In the two weeks since its launch, I’ve read countless reviews of Microsoft’s own tablet device. Ranging from praise to all things Microsoft, to a merciless attack of haters. It’s no surprise that the primary benchmark is the Apple iPad, but the more I use the device the more I realize why this is an inaccurate comparison. And to put it bluntly, it’s not fair. Not fair to the iPad. It hasn’t got a chance.
I better analogy; You know that colourful toy cell phone you bought your kids when they could barely walk? The goal was so that they would not try to take your actual working cell phone and make random 911 calls.
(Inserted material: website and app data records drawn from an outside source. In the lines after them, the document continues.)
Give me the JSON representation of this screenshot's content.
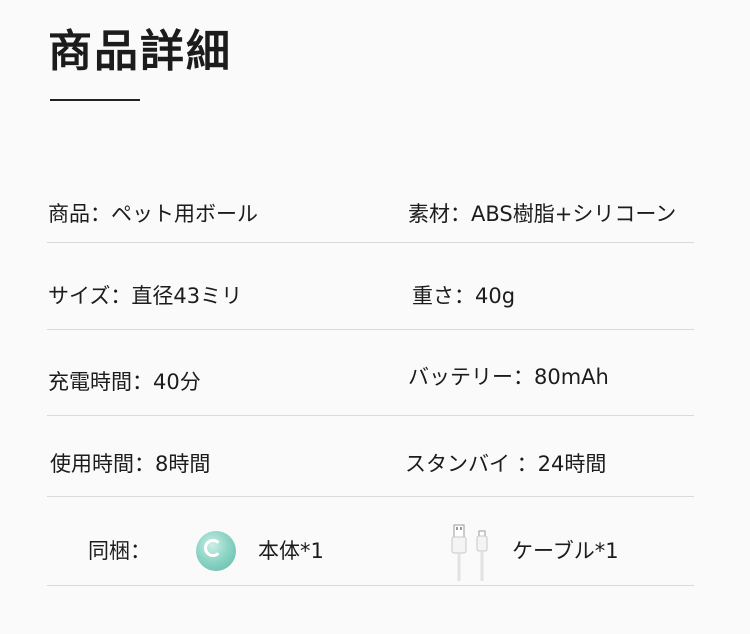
{
  "page": {
    "title": "商品詳細"
  },
  "specs": {
    "product": "商品：ペット用ボール",
    "material": "素材：ABS樹脂+シリコーン",
    "size": "サイズ：直径43ミリ",
    "weight": "重さ：40g",
    "charge_time": "充電時間：40分",
    "battery": "バッテリー：80mAh",
    "use_time": "使用時間：8時間",
    "standby": "スタンバイ ：24時間"
  },
  "included": {
    "label": "同梱：",
    "item1": "本体*1",
    "item2": "ケーブル*1",
    "item1_icon": "ball-icon",
    "item2_icon": "usb-cable-icon"
  },
  "colors": {
    "text": "#1c1c1c",
    "divider": "#d9d9d9",
    "ball": "#8fd5c6"
  }
}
However they seem to always track it down. The iPad has lots of lights, and makes all sorts of cools sounds, but when it is time to get serious I reach for my Surface. And within two days of receiving it, aside from one dang magazine subscription..cough..Wired.., I am completely off my iPad. And like the cell phone, I gave the kids my iPad and they keep reaching out to use the Surface. To be honest, it’s only because it is new, and frankly they are quite content using the iPad.
But to my point, IMO these devices are not meant to compete. They have very different purposes. The iPad is a tablet. A good one at that with tons of apps for play and media. The Surface is the ultimate mobile computer, for productivity. Small and easy to take with you like a tablet, but magically transforms into a laptop with keyboard and trackpad. If you don’t like the trackpad then plug in your Nano USB wireless mouse ( or any USB mouse for that matter). Need to print? No problem, plug that printer into the USB port or to any network printer you have access too. The Surface is a PC. A very cool, portable, and touch friendly PC. And although you can only run applications built for the RT platform, IMO this is a good thing. Regular x86 applications are not touch optimized, and the risk of malware and the typical PC slowdown that comes with overloading your machine with 5 bittorrent clients and their respective “toolbars” is mitigated. Of course apps are one of its shortcomings for sure. However I see this as a temporary issue. And to those that are screaming about the lack of Apps, to them I ask, what is it you’re looking for? Maybe it’s just me, but most of the main apps are there; Netflix, Skype, Kindle, eBay, to name a few. And if there isn’t an app, IE 10 works perfectly well to bring up everything else.
So is it a PC replacement? No. In the office I need multiple monitors and access various Windows x86 applications. But the next conference I attend, I assure you I will not be stuffing my laptop AND my iPad into my bag. I’ll only be packing my Surface.